▸ WHAT YOU WILL DO: Output the entries that follow character for character. Leave every image out.

Records excerpted from a collection:
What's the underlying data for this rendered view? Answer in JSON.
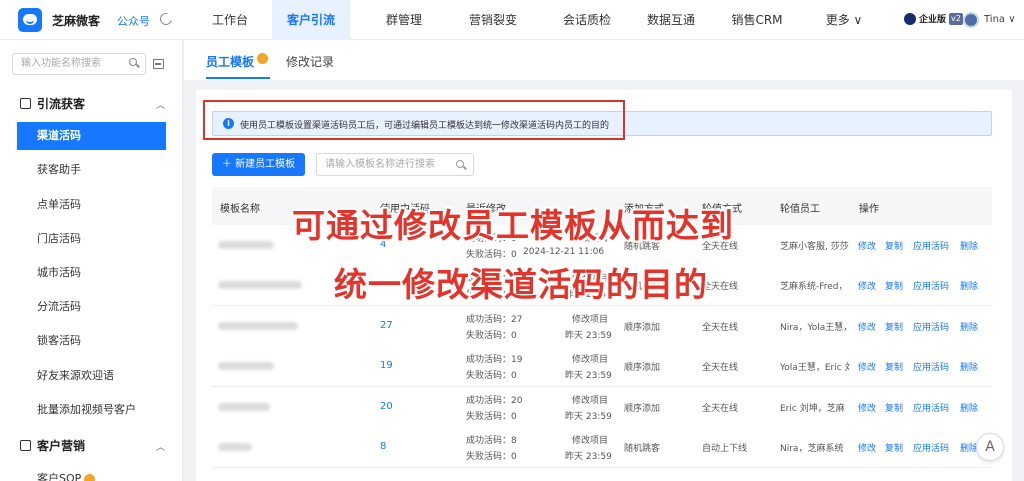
{
  "header": {
    "app_name": "芝麻微客",
    "account_link": "公众号",
    "nav": [
      "工作台",
      "客户引流",
      "群管理",
      "营销裂变",
      "会话质检",
      "数据互通",
      "销售CRM",
      "更多 ∨"
    ],
    "edition_label": "企业版",
    "edition_badge": "v2",
    "user_name": "Tina ∨"
  },
  "sidebar": {
    "search_placeholder": "输入功能名称搜索",
    "group1_title": "引流获客",
    "group1_items": [
      "渠道活码",
      "获客助手",
      "点单活码",
      "门店活码",
      "城市活码",
      "分流活码",
      "锁客活码",
      "好友来源欢迎语",
      "批量添加视频号客户"
    ],
    "group2_title": "客户营销",
    "group2_items": [
      "客户SOP"
    ]
  },
  "tabs": [
    "员工模板",
    "修改记录"
  ],
  "info": {
    "icon": "i",
    "text": "使用员工模板设置渠道活码员工后，可通过编辑员工模板达到统一修改渠道活码内员工的目的"
  },
  "toolbar": {
    "new_button": "＋  新建员工模板",
    "search_placeholder": "请输入模板名称进行搜索"
  },
  "table": {
    "headers": [
      "模板名称",
      "使用中活码",
      "最近修改",
      "添加方式",
      "轮值方式",
      "轮值员工",
      "操作"
    ],
    "rows": [
      {
        "count": "4",
        "success": "成功活码：0",
        "fail": "失败活码：0",
        "mod1": "修改项目",
        "mod2": "2024-12-21 11:06",
        "add": "随机跳客",
        "rotate": "全天在线",
        "staff": "芝麻小客服, 莎莎"
      },
      {
        "count": "10",
        "success": "成功活码：0",
        "fail": "失败活码：0",
        "mod1": "修改项目",
        "mod2": "昨天 23:59",
        "add": "随机跳客",
        "rotate": "全天在线",
        "staff": "芝麻系统-Fred，"
      },
      {
        "count": "27",
        "success": "成功活码：27",
        "fail": "失败活码：0",
        "mod1": "修改项目",
        "mod2": "昨天 23:59",
        "add": "顺序添加",
        "rotate": "全天在线",
        "staff": "Nira，Yola王慧，"
      },
      {
        "count": "19",
        "success": "成功活码：19",
        "fail": "失败活码：0",
        "mod1": "修改项目",
        "mod2": "昨天 23:59",
        "add": "顺序添加",
        "rotate": "全天在线",
        "staff": "Yola王慧，Eric 刘"
      },
      {
        "count": "20",
        "success": "成功活码：20",
        "fail": "失败活码：0",
        "mod1": "修改项目",
        "mod2": "昨天 23:59",
        "add": "顺序添加",
        "rotate": "全天在线",
        "staff": "Eric 刘坤，芝麻"
      },
      {
        "count": "8",
        "success": "成功活码：8",
        "fail": "失败活码：0",
        "mod1": "修改项目",
        "mod2": "昨天 23:59",
        "add": "随机跳客",
        "rotate": "自动上下线",
        "staff": "Nira，芝麻系统"
      }
    ],
    "ops": [
      "修改",
      "复制",
      "应用活码",
      "删除"
    ]
  },
  "overlay": {
    "line1": "可通过修改员工模板从而达到",
    "line2": "统一修改渠道活码的目的"
  },
  "float_button": "A"
}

▸ ANSWER AREA:
What's the underlying data for this rendered view? Answer in JSON.
{
  "header": {
    "app_name": "芝麻微客",
    "account_link": "公众号",
    "nav": [
      "工作台",
      "客户引流",
      "群管理",
      "营销裂变",
      "会话质检",
      "数据互通",
      "销售CRM",
      "更多 ∨"
    ],
    "edition_label": "企业版",
    "edition_badge": "v2",
    "user_name": "Tina ∨"
  },
  "sidebar": {
    "search_placeholder": "输入功能名称搜索",
    "group1_title": "引流获客",
    "group1_items": [
      "渠道活码",
      "获客助手",
      "点单活码",
      "门店活码",
      "城市活码",
      "分流活码",
      "锁客活码",
      "好友来源欢迎语",
      "批量添加视频号客户"
    ],
    "group2_title": "客户营销",
    "group2_items": [
      "客户SOP"
    ]
  },
  "tabs": [
    "员工模板",
    "修改记录"
  ],
  "info": {
    "icon": "i",
    "text": "使用员工模板设置渠道活码员工后，可通过编辑员工模板达到统一修改渠道活码内员工的目的"
  },
  "toolbar": {
    "new_button": "＋  新建员工模板",
    "search_placeholder": "请输入模板名称进行搜索"
  },
  "table": {
    "headers": [
      "模板名称",
      "使用中活码",
      "最近修改",
      "添加方式",
      "轮值方式",
      "轮值员工",
      "操作"
    ],
    "rows": [
      {
        "count": "4",
        "success": "成功活码：0",
        "fail": "失败活码：0",
        "mod1": "修改项目",
        "mod2": "2024-12-21 11:06",
        "add": "随机跳客",
        "rotate": "全天在线",
        "staff": "芝麻小客服, 莎莎"
      },
      {
        "count": "10",
        "success": "成功活码：0",
        "fail": "失败活码：0",
        "mod1": "修改项目",
        "mod2": "昨天 23:59",
        "add": "随机跳客",
        "rotate": "全天在线",
        "staff": "芝麻系统-Fred，"
      },
      {
        "count": "27",
        "success": "成功活码：27",
        "fail": "失败活码：0",
        "mod1": "修改项目",
        "mod2": "昨天 23:59",
        "add": "顺序添加",
        "rotate": "全天在线",
        "staff": "Nira，Yola王慧，"
      },
      {
        "count": "19",
        "success": "成功活码：19",
        "fail": "失败活码：0",
        "mod1": "修改项目",
        "mod2": "昨天 23:59",
        "add": "顺序添加",
        "rotate": "全天在线",
        "staff": "Yola王慧，Eric 刘"
      },
      {
        "count": "20",
        "success": "成功活码：20",
        "fail": "失败活码：0",
        "mod1": "修改项目",
        "mod2": "昨天 23:59",
        "add": "顺序添加",
        "rotate": "全天在线",
        "staff": "Eric 刘坤，芝麻"
      },
      {
        "count": "8",
        "success": "成功活码：8",
        "fail": "失败活码：0",
        "mod1": "修改项目",
        "mod2": "昨天 23:59",
        "add": "随机跳客",
        "rotate": "自动上下线",
        "staff": "Nira，芝麻系统"
      }
    ],
    "ops": [
      "修改",
      "复制",
      "应用活码",
      "删除"
    ]
  },
  "overlay": {
    "line1": "可通过修改员工模板从而达到",
    "line2": "统一修改渠道活码的目的"
  },
  "float_button": "A"
}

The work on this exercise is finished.